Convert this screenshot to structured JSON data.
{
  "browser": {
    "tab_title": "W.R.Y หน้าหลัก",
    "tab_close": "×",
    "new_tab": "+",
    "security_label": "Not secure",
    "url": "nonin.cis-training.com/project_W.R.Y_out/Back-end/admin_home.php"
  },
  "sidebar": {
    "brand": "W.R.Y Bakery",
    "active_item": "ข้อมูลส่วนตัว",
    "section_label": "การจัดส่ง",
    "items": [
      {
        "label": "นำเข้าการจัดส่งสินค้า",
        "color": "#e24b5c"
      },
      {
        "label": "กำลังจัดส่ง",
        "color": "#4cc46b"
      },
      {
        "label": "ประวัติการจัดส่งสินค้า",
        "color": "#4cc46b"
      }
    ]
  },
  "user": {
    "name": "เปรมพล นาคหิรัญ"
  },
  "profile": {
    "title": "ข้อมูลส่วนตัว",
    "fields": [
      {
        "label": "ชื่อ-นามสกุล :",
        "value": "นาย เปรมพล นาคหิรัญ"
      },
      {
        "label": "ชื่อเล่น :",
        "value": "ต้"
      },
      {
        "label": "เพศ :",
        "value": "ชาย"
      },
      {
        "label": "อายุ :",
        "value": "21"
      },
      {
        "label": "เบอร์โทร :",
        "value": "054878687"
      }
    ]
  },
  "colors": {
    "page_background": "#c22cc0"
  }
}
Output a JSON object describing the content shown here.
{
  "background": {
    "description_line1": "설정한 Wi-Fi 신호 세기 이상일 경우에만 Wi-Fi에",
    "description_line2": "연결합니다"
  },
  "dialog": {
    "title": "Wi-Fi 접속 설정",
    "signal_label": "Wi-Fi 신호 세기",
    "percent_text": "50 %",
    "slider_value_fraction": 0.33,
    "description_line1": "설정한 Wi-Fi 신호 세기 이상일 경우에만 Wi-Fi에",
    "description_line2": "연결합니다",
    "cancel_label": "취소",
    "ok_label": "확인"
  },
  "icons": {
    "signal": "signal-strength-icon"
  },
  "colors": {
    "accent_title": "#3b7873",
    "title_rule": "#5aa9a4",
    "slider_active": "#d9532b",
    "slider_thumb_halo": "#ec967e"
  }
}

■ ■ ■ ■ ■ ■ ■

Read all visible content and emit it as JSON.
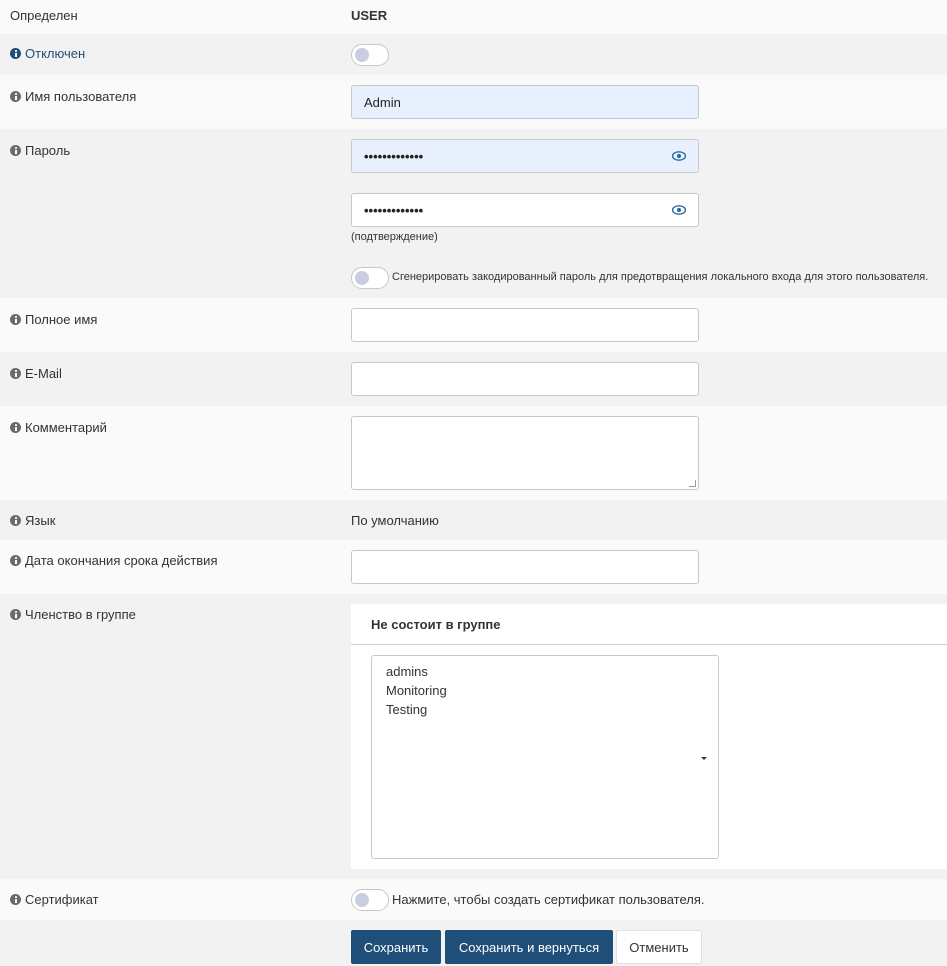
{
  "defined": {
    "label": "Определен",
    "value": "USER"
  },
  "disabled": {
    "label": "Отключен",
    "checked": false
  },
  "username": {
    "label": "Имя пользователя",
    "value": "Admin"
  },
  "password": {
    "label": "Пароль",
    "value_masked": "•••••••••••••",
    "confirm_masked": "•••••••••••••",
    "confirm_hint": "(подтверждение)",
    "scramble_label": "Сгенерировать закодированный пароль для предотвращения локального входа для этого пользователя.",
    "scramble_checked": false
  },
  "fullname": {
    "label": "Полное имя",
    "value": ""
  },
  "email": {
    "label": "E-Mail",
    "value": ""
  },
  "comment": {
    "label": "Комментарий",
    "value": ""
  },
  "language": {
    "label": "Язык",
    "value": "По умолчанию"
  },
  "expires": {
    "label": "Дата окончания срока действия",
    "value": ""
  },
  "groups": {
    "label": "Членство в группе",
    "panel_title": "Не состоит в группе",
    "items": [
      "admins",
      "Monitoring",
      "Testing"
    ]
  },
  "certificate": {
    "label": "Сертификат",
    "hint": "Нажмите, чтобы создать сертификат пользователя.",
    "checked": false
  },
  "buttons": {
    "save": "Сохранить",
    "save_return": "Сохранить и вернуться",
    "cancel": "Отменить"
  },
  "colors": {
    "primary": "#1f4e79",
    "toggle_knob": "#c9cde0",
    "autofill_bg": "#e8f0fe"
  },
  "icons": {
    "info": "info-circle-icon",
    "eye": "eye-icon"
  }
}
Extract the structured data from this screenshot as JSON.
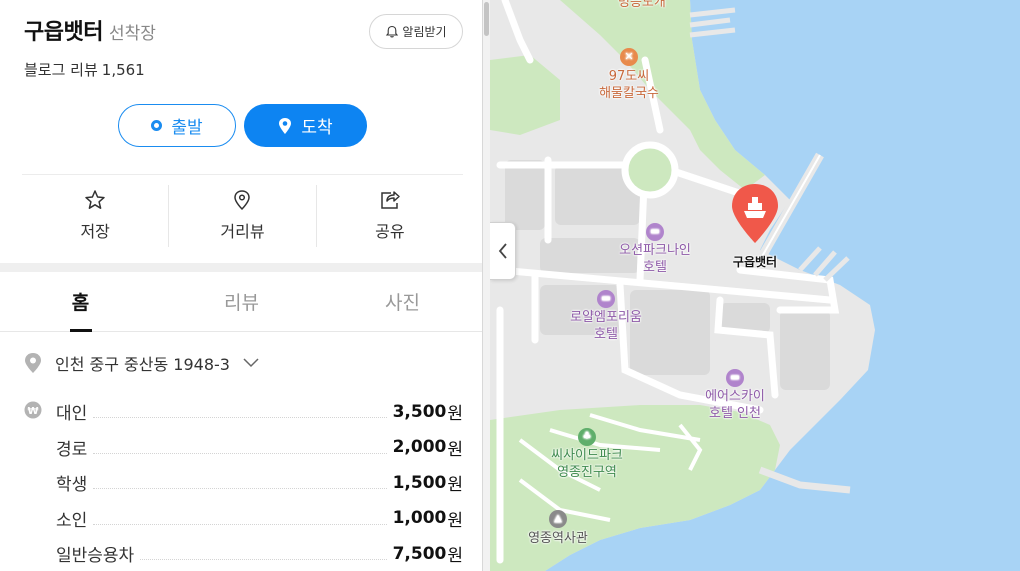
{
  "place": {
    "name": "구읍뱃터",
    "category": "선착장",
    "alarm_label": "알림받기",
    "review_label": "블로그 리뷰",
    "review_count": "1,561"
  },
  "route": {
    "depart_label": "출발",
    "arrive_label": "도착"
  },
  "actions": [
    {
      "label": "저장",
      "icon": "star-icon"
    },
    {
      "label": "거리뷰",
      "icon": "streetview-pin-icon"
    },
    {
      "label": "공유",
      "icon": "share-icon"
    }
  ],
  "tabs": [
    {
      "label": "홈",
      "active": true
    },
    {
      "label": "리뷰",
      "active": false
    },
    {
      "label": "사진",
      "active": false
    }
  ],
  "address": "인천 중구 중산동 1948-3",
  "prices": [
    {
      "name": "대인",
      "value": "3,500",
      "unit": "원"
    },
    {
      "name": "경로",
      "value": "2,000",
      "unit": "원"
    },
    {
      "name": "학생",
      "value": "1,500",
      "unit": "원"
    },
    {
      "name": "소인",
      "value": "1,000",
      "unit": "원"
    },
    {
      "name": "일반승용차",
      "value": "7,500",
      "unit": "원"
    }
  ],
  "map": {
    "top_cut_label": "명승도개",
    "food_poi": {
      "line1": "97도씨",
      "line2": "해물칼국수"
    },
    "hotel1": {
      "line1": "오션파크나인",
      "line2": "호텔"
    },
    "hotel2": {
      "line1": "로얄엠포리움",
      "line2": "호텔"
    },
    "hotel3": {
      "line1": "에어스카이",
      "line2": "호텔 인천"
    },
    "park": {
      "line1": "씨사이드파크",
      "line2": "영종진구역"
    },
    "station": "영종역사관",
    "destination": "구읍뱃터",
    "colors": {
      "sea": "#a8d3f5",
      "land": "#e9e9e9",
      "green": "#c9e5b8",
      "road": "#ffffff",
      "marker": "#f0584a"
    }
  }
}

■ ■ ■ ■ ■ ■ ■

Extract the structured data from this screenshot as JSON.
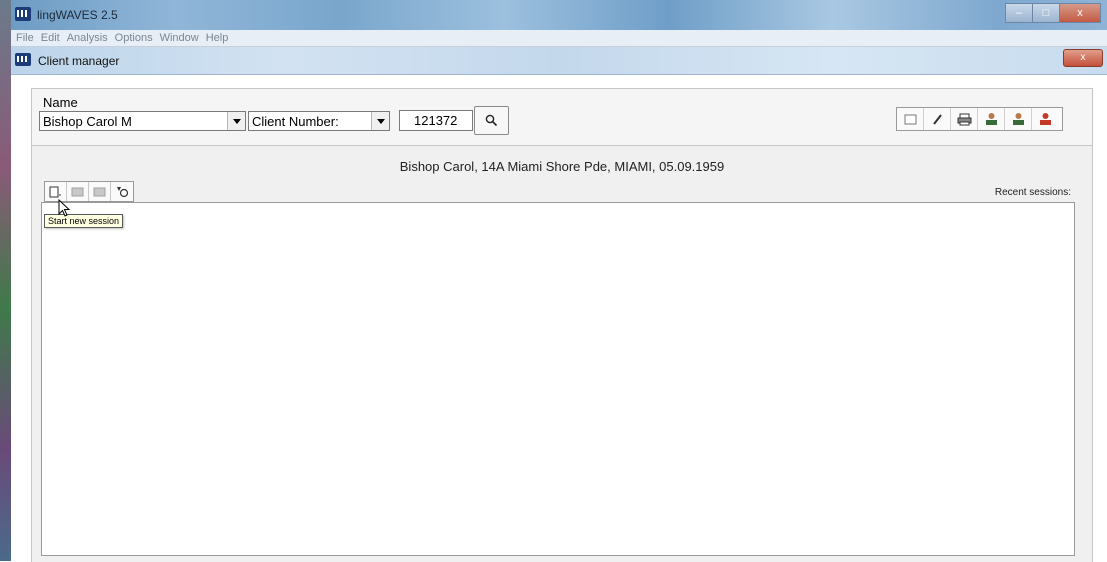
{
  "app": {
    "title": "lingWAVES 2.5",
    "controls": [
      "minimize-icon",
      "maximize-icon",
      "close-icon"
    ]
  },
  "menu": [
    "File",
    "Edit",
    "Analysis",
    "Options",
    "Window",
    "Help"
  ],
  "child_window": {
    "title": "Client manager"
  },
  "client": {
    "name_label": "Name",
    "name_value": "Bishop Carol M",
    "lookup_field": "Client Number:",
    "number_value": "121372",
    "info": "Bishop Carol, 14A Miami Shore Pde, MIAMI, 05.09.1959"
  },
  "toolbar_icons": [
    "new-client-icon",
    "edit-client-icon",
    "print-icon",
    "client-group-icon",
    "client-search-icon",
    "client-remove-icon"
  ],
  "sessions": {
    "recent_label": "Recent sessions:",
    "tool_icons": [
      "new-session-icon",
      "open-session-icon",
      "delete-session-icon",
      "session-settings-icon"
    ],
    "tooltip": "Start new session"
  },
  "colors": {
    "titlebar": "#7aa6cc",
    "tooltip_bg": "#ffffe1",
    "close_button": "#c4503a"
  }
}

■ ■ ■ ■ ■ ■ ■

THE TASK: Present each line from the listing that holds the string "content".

ANSWER BELOW:
Output a JSON object describing the content shown here.
Read all visible content and emit it as JSON.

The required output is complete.